» **Action item**
Work through the entries below and show every line in which "Greg" is found.

== Segment start ==

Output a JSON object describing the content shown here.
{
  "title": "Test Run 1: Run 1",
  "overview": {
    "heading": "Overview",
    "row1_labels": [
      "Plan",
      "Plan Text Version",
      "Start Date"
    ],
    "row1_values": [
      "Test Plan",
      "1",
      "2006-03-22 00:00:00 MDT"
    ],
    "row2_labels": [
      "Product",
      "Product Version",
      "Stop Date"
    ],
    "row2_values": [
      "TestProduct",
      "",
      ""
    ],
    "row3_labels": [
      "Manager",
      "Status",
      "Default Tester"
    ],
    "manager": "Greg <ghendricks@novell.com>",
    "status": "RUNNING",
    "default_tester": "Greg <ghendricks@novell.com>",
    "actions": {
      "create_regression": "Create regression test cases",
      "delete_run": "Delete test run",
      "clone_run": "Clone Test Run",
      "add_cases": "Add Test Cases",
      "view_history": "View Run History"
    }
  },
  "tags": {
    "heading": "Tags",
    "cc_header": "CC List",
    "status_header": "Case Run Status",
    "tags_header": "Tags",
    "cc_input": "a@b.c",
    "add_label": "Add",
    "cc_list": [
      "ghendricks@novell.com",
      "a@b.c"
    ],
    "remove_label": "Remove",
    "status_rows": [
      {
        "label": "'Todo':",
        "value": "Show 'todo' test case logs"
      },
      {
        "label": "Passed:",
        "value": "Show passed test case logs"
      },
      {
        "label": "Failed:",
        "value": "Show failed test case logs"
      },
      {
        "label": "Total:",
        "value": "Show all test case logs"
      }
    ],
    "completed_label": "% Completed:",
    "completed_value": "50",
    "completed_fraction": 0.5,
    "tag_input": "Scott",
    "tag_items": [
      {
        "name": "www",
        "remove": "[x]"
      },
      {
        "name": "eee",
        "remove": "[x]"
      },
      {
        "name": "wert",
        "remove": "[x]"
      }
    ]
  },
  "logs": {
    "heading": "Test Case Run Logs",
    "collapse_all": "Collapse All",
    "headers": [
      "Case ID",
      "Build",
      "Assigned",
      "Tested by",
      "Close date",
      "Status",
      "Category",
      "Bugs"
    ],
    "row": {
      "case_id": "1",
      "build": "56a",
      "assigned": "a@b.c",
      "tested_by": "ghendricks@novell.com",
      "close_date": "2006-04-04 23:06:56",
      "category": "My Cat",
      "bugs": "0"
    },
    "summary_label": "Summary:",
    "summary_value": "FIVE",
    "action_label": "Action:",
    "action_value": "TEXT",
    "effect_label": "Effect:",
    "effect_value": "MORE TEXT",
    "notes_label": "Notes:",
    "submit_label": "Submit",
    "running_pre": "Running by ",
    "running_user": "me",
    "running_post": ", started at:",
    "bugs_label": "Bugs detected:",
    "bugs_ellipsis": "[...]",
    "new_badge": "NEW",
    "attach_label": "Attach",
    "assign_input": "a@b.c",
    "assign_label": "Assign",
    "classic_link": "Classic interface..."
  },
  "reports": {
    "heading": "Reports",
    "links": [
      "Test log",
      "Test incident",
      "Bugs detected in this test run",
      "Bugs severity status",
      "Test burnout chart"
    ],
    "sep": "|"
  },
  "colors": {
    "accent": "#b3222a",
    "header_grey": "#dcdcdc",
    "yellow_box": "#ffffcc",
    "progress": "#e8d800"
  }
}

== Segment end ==

» **Exercise output**
    "manager": "Greg <ghendricks@novell.com>",
    "default_tester": "Greg <ghendricks@novell.com>",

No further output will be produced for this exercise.